Most patients from Afghanistan rent apartments in small localities of south Delhi like Lajpat Nagar, Malviya Nagar and Bhogal, which are close to premier hospitals like Apollo, Max, AIIMS and Moolchand Hospital.

Diplomatic Outreach

Mohammad Gulnawaz, who underwent critical surgery for brain tumour at Max Hospital, rented an apartment for a month in Malviya Nagar. “It was at walking distance from the hospital and not very expensive,” said Gulnawaz, adding, “there are also some nice Afghan food outlets in the locality.”

Others like Mujeeb ur Rehman, 55, damaged his left leg in a mine blast while coming to Kabul from Kunar. Doctors in Kabul advised him to go to India or Pakistan for surgery. “I decided to go to India though it was a little more expensive than Pakistan,” says Rehman.

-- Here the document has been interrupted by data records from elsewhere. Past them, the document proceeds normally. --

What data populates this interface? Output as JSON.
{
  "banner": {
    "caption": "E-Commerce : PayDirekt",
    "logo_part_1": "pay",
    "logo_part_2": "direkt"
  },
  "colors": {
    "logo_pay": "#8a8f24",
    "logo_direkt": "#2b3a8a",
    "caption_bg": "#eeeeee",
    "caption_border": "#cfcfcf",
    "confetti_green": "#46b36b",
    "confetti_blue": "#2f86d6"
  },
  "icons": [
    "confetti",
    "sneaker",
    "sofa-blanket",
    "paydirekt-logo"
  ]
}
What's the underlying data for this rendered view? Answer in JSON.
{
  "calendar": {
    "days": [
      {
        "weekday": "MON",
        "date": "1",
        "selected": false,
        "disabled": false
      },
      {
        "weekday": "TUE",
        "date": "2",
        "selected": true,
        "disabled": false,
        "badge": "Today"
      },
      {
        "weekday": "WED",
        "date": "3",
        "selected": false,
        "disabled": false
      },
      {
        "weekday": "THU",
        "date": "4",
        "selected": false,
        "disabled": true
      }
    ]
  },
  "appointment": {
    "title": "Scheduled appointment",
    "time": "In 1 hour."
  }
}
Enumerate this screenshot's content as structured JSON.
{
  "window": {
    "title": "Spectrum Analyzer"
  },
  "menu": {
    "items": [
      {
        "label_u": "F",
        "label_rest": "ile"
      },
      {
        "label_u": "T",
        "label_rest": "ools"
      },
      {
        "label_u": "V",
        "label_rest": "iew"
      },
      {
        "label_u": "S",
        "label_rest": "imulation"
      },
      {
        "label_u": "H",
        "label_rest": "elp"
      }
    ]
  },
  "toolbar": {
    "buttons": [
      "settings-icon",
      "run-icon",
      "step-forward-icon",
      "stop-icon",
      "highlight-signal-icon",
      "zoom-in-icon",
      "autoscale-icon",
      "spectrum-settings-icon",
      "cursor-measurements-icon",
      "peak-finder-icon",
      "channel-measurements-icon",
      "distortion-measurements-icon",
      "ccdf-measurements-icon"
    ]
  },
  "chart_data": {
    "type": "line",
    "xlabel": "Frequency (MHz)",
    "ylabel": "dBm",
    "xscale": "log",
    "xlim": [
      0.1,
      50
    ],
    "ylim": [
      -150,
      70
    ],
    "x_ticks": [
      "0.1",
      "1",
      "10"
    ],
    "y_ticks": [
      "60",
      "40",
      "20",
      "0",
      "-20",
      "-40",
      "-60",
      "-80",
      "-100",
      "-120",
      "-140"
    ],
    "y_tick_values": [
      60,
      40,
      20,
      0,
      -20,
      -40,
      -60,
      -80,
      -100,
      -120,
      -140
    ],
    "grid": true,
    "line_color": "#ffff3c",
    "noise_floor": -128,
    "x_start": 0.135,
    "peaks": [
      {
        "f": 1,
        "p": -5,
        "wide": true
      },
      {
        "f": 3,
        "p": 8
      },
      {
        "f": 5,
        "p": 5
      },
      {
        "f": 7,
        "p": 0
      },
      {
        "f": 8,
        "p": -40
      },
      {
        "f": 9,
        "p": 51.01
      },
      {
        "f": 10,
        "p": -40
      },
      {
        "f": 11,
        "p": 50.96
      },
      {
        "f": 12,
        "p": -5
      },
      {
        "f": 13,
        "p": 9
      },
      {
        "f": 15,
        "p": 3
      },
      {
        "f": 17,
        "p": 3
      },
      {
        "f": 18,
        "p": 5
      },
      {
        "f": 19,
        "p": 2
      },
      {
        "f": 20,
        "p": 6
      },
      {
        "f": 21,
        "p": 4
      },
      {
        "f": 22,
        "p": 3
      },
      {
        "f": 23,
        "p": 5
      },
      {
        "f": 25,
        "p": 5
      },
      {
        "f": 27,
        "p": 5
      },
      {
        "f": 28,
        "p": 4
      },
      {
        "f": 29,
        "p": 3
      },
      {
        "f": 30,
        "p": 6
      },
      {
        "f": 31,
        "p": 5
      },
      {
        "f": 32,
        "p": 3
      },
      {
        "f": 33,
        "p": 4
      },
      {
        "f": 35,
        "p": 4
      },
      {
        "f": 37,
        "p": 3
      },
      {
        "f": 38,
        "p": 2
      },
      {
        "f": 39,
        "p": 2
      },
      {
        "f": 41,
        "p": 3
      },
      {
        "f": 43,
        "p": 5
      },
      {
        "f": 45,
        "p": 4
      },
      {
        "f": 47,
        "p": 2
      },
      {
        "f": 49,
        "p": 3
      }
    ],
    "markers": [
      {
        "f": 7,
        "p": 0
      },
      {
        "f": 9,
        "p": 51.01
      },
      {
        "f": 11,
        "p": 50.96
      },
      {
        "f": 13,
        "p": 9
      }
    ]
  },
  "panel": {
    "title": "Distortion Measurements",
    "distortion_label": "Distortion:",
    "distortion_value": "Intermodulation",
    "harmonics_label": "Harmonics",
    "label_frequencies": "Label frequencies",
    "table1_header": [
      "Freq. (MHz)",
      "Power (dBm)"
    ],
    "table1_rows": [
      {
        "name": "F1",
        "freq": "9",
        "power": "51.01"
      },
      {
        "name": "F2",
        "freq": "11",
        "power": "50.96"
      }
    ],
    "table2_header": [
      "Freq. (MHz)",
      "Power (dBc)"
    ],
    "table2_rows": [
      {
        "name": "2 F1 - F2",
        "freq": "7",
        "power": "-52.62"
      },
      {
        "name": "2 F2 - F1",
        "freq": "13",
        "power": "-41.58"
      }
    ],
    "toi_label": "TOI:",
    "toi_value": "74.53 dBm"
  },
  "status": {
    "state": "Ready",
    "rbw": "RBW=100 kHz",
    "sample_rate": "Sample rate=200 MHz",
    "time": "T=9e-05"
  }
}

As part of the diplomatic outreach, India offers many facilities to Afghan patients with hassle-free visas in addition to addressing their security concerns, unlike Pakistan and Iran. According to the Indian Embassy in Kabul, more than 100,000 medical visas have been issued in the last three years.

Many Afghan medical tourists are as fascinated by traditional and natural medicine as by modern medicine. Ayurveda, Unani medicine and Yoga are also popular.

Not surprisingly, even Pakistan has confirmed that it has lost Afghan medical tourism trade to India in the last few years, mainly due to its border management policy. In October 2019, the Pakistan ministry of commerce suggested that in order to get business back, they will have to organise, coordinate, facilitate and develop health tourism in their country.

Until 2016, Pakistan was the top destination for Afghan medical tourists because of their common culture and language and less expensive treatments than anywhere else in the region, including India. However, patient numbers to Pakistan have considerably decreased and most have gone to India since 2016.

The ministry lists several reasons for the diversion including the border management policy of Pakistan, issues in getting Pakistani visas, unnecessary security checks at border crossing points, compulsory police reports and security clearance. Other reasons have included difficulties in getting doctors’ appointments and the rising medical and hotel prices in Pakistan.

Of course, much would depend on what the Taliban does in Afghanistan under Pakistani patronage, which does not look too promising at the moment, says G Parthasarathy, former Indian high commissioner to Pakistan. One can but hope that the gains of medical tourism are not lost in the games of geopolitical brinkmanship.